The new year brings more courses to become certified in a skill farmers will probably need in 2018: spreading fertilizer.
Fertilizer certification and recertification courses are about to start up again and are offered across the state through Ohio State University Extension, the outreach arm of the College of Food, Agricultural, and Environmental Sciences at The Ohio State University.
The certification is aimed at teaching ways to spread fertilizer that minimize the risk that the fertilizer runs off the land with rainwater and into nearby waters, especially Lake Erie, which has been plagued by high levels of algal blooms.
Since Sept. 30, 2017, certification has been required for anyone who applies fertilizer on 50 or more acres of land. So far, 18,600 people across the state have gone through the required training.
“I think there’s a large number of environmentally conscious farmers who are looking at a number of ways to improve what they’re doing, in terms of nutrient management,” said Greg LaBarge, an OSU Extension field specialist and a leader of a statewide phosphorus water quality monitoring effort.

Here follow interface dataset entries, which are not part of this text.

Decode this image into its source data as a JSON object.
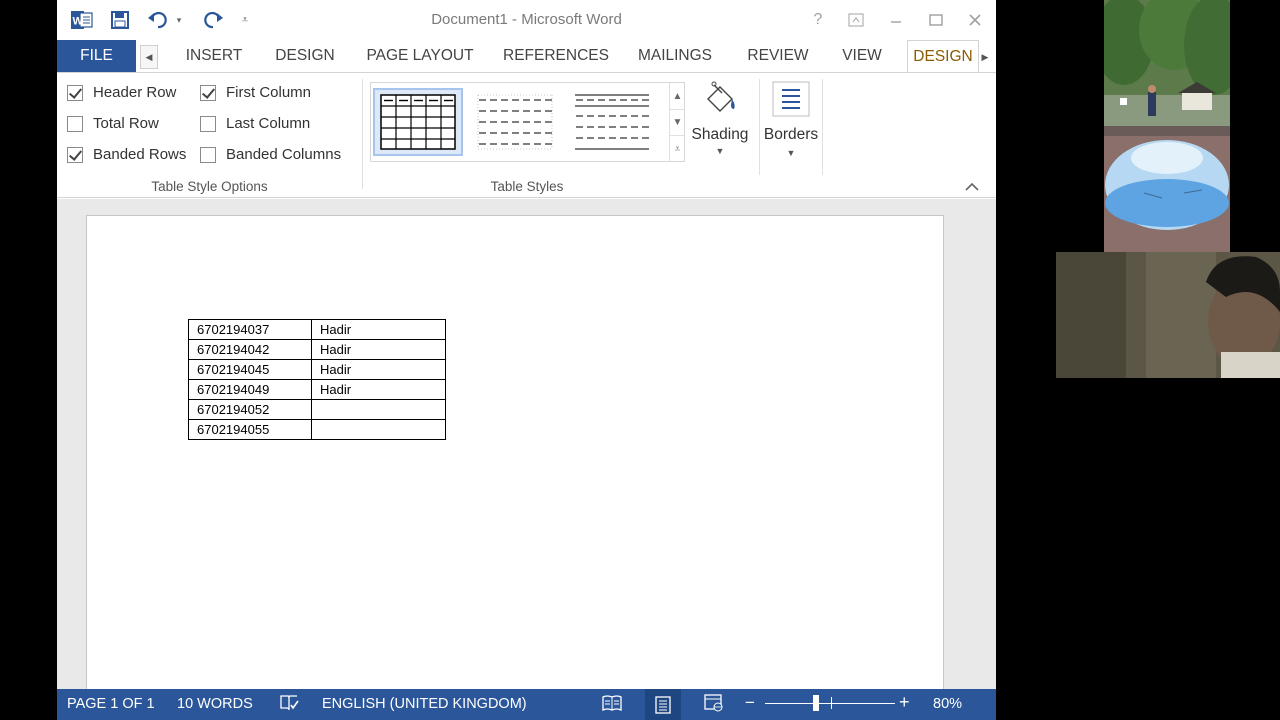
{
  "window": {
    "title": "Document1 - Microsoft Word"
  },
  "quick_access": {
    "icons": [
      "word-icon",
      "save-icon",
      "undo-icon",
      "redo-icon",
      "customize-icon"
    ]
  },
  "title_buttons": {
    "help": "?"
  },
  "tabs": [
    {
      "label": "FILE"
    },
    {
      "label": "INSERT"
    },
    {
      "label": "DESIGN"
    },
    {
      "label": "PAGE LAYOUT"
    },
    {
      "label": "REFERENCES"
    },
    {
      "label": "MAILINGS"
    },
    {
      "label": "REVIEW"
    },
    {
      "label": "VIEW"
    },
    {
      "label": "DESIGN"
    }
  ],
  "ribbon": {
    "table_style_options": {
      "label": "Table Style Options",
      "options": [
        {
          "label": "Header Row",
          "checked": true
        },
        {
          "label": "Total Row",
          "checked": false
        },
        {
          "label": "Banded Rows",
          "checked": true
        },
        {
          "label": "First Column",
          "checked": true
        },
        {
          "label": "Last Column",
          "checked": false
        },
        {
          "label": "Banded Columns",
          "checked": false
        }
      ]
    },
    "table_styles": {
      "label": "Table Styles"
    },
    "shading_label": "Shading",
    "borders_label": "Borders"
  },
  "document": {
    "table": [
      [
        "6702194037",
        "Hadir"
      ],
      [
        "6702194042",
        "Hadir"
      ],
      [
        "6702194045",
        "Hadir"
      ],
      [
        "6702194049",
        "Hadir"
      ],
      [
        "6702194052",
        ""
      ],
      [
        "6702194055",
        ""
      ]
    ]
  },
  "status": {
    "page": "PAGE 1 OF 1",
    "words": "10 WORDS",
    "language": "ENGLISH (UNITED KINGDOM)",
    "zoom": "80%",
    "zoom_value": 80
  },
  "colors": {
    "accent": "#2b579a",
    "active_tab": "#8a5a00"
  }
}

More than likely, most people who need the certification have gotten it, LaBarge said.
It’s difficult to determine exactly how many of the farmers who are required to get certification have done so. While the USDA tracks how many farms grow corn and soybeans on 50 or more acres of land, some farm owners hire someone else to apply fertilizer on their land, so they would not have to be certified.
Through the certification process, farmers are realizing that what they put on their land can affect bodies of water miles away, said Harold Watters, an OSU Extension agronomy field specialist. Watters helps teach certification and recertification courses.
“Awareness brings change,” he said. “Many have said, ‘Now I need to think about what leaves the farm.’ ”
Farmers sometimes assume the more fertilizer they put on their crops, the higher yields they will get and therefore the higher income they’ll receive, Watters said. The problem is that sometimes a field may not need more nutrients added to it, so the fertilizer is an unnecessary expense, he said. And if the crop does not take up the nutrients, it remains in the soil and could run off the land with rainwater. Ohio’s mostly clay soils can hold onto nutrients such as nitrogen, potassium and phosphorus for years, so fertilizers are not needed every year, Watters said.
“All the nutrients you need may be sitting there ready for the crop and become available through the season and the year,” he said.
One way to prevent applying too much fertilizer is a soil test, which can determine how much, if any, nutrients are needed. However, soil tests can be costly, so it might seem it’s cheaper to buy and apply more fertilizer than it is to test the soil to see if it needs the additional fertilizer, Watters said.
Cost can also be a barrier for farmers in buying new equipment, such as a tillage tool or other machinery that would help them apply and incorporate fertilizer into the ground rather than leave it at the surface.
But as old equipment needs to be replaced, farmers more and more are thinking about buying the upgraded equipment with more precise ways to apply fertilizer, Watters said.
A lot more than fertilizer application determines how extensive the algal blooms become in Lake Erie. Warmer weather leads to warmer water temperatures, which spur the growth of algal blooms. Heavy rainfall means more opportunities for fertilizer running off fields and downstream. Also, the wind directions affect the location of blooms and their toxins.
With so many factors affecting the water quality of Lake Erie, it’s impossible to put a time frame on when changes in farmers’ fertilizer practices will bring down the level of the lake’s algal blooms, LaBarge said.
“It’s complicated trying to understand how improving the water leaving a 50-acre field within the Lake Erie watershed translates to better quality in the lake," he said.
However, LaBarge pointed out that applying fertilizer in ways that keep it on a given field has been shown to lead to better water quality in the lake.